Amazon Makes the (Next) Move

Amazon Signs Up Authors, Writing Publishers Out of Deal [David Streitfeld, The New York Times]

Yes, This is About Publishing

As a disrupter, Amazon wants to shift the way people purchase and consume things. Books have always been high on their agenda. In some respects, in fact, it has taken longer to get there than Amazon expected. We’ve been talking about Amazon’s goals here since the mid-90s. If anything, they have been exceptionally patient (as have their investors).

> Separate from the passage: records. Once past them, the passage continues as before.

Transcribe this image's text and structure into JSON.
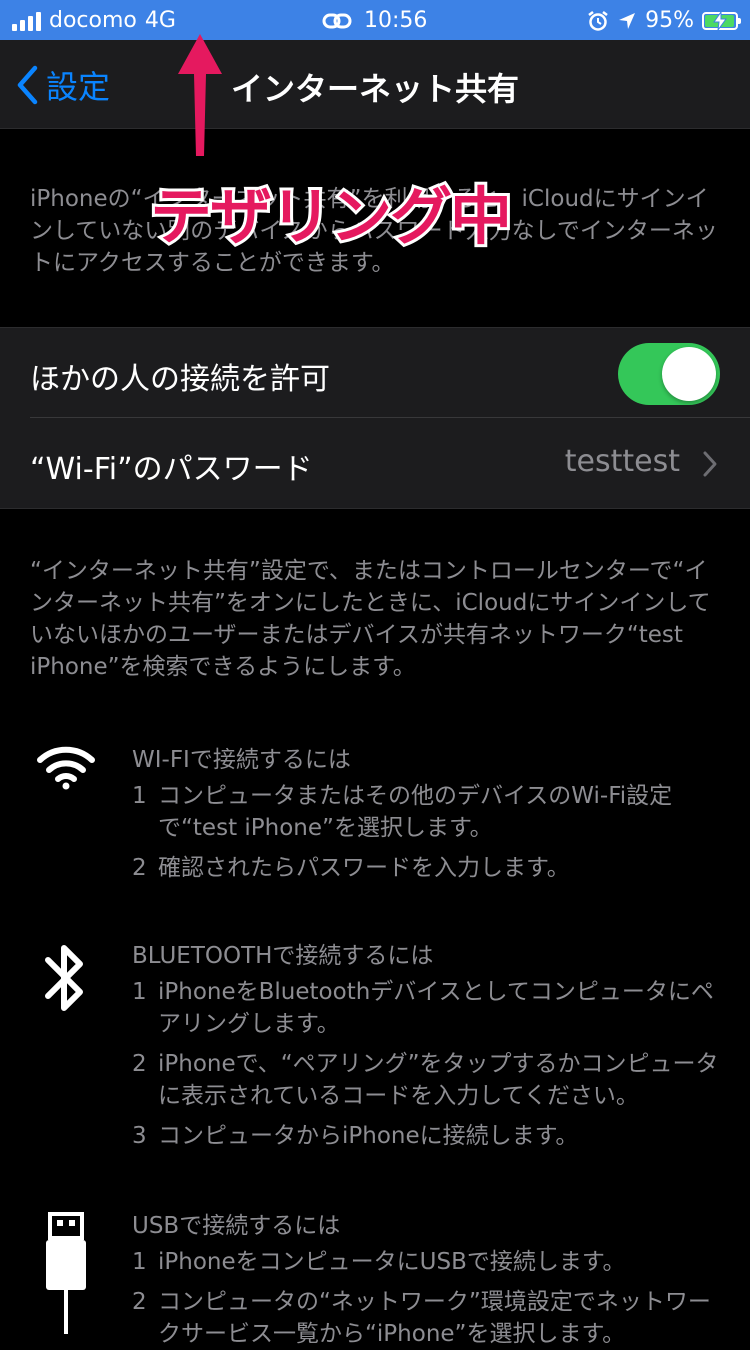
{
  "status_bar": {
    "carrier": "docomo",
    "network": "4G",
    "time": "10:56",
    "battery_percent": "95%",
    "battery_level": 0.95,
    "background_color": "#3d82e6",
    "icons": [
      "signal-icon",
      "hotspot-link-icon",
      "alarm-icon",
      "location-arrow-icon",
      "battery-icon"
    ]
  },
  "nav": {
    "back_label": "設定",
    "title": "インターネット共有"
  },
  "intro_text": "iPhoneの“インターネット共有”を利用すると、iCloudにサインインしていない別のデバイスからパスワード入力なしでインターネットにアクセスすることができます。",
  "settings": {
    "allow_others_label": "ほかの人の接続を許可",
    "allow_others_enabled": true,
    "wifi_password_label": "“Wi-Fi”のパスワード",
    "wifi_password_value": "testtest"
  },
  "footer_text": "“インターネット共有”設定で、またはコントロールセンターで“インターネット共有”をオンにしたときに、iCloudにサインインしていないほかのユーザーまたはデバイスが共有ネットワーク“test iPhone”を検索できるようにします。",
  "instructions": {
    "wifi": {
      "icon": "wifi-icon",
      "title": "WI-FIで接続するには",
      "steps": [
        {
          "num": "1",
          "text": "コンピュータまたはその他のデバイスのWi-Fi設定で“test iPhone”を選択します。"
        },
        {
          "num": "2",
          "text": "確認されたらパスワードを入力します。"
        }
      ]
    },
    "bluetooth": {
      "icon": "bluetooth-icon",
      "title": "BLUETOOTHで接続するには",
      "steps": [
        {
          "num": "1",
          "text": "iPhoneをBluetoothデバイスとしてコンピュータにペアリングします。"
        },
        {
          "num": "2",
          "text": "iPhoneで、“ペアリング”をタップするかコンピュータに表示されているコードを入力してください。"
        },
        {
          "num": "3",
          "text": "コンピュータからiPhoneに接続します。"
        }
      ]
    },
    "usb": {
      "icon": "usb-cable-icon",
      "title": "USBで接続するには",
      "steps": [
        {
          "num": "1",
          "text": "iPhoneをコンピュータにUSBで接続します。"
        },
        {
          "num": "2",
          "text": "コンピュータの“ネットワーク”環境設定でネットワークサービス一覧から“iPhone”を選択します。"
        }
      ]
    }
  },
  "annotation": {
    "label": "テザリング中",
    "color": "#e5195f"
  },
  "colors": {
    "accent": "#0a84ff",
    "toggle_on": "#34c759",
    "secondary_text": "#8d8d92",
    "group_background": "#1c1c1e"
  }
}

Over the years, they’ve built an end-to-end infrastructure and platform. They know how to fill the channel. They’ll fill it with books, software and the devices to get (and keep) you there. As part of their keeping-the-channel-full strategy, they think it makes sense to go the last mile. They’ll start with the author-as-entrepreneur. One assumes they will eventually get some very big names, with extensive back catalogs, to sign on. Their hope is that the rest will follow.

This is the sound of the next shoe dropping. It comes just as I was getting excited about more publishing options for authors, not fewer.

But there is at least one competitor that can outflank Amazon. Update: Maybe too much so.

In the iPad, Apple has a great general purpose Post-PC that also happens to be a reading device. Competing on this level is not Amazon’s forte nor, I would venture, a core goal of its device strategy. Apple, meanwhile, seems to have an interest in keeping the publishing market (or at least the App Store) vital and competitive. Like Amazon, they increasingly sell an ecosystem.

This ultimately means that Apple must will take steps to ensure that Amazon does not become dominant in areas where their interests overlap. This is where we have historically seen Apple make alliances with other industry players. I expect that to play out again, although many in the industry worry that Apple already has too much power and would very much like to see Amazon become a countervailing force. I lean that way myself.

At the moment, it’s still a game of big ships, maneuvering into position, cannons at the ready. Not just these two giants. The entire publishing industry is on the water here, guns in various states of readiness. I’m keeping my options open. Which, for the moment, I can.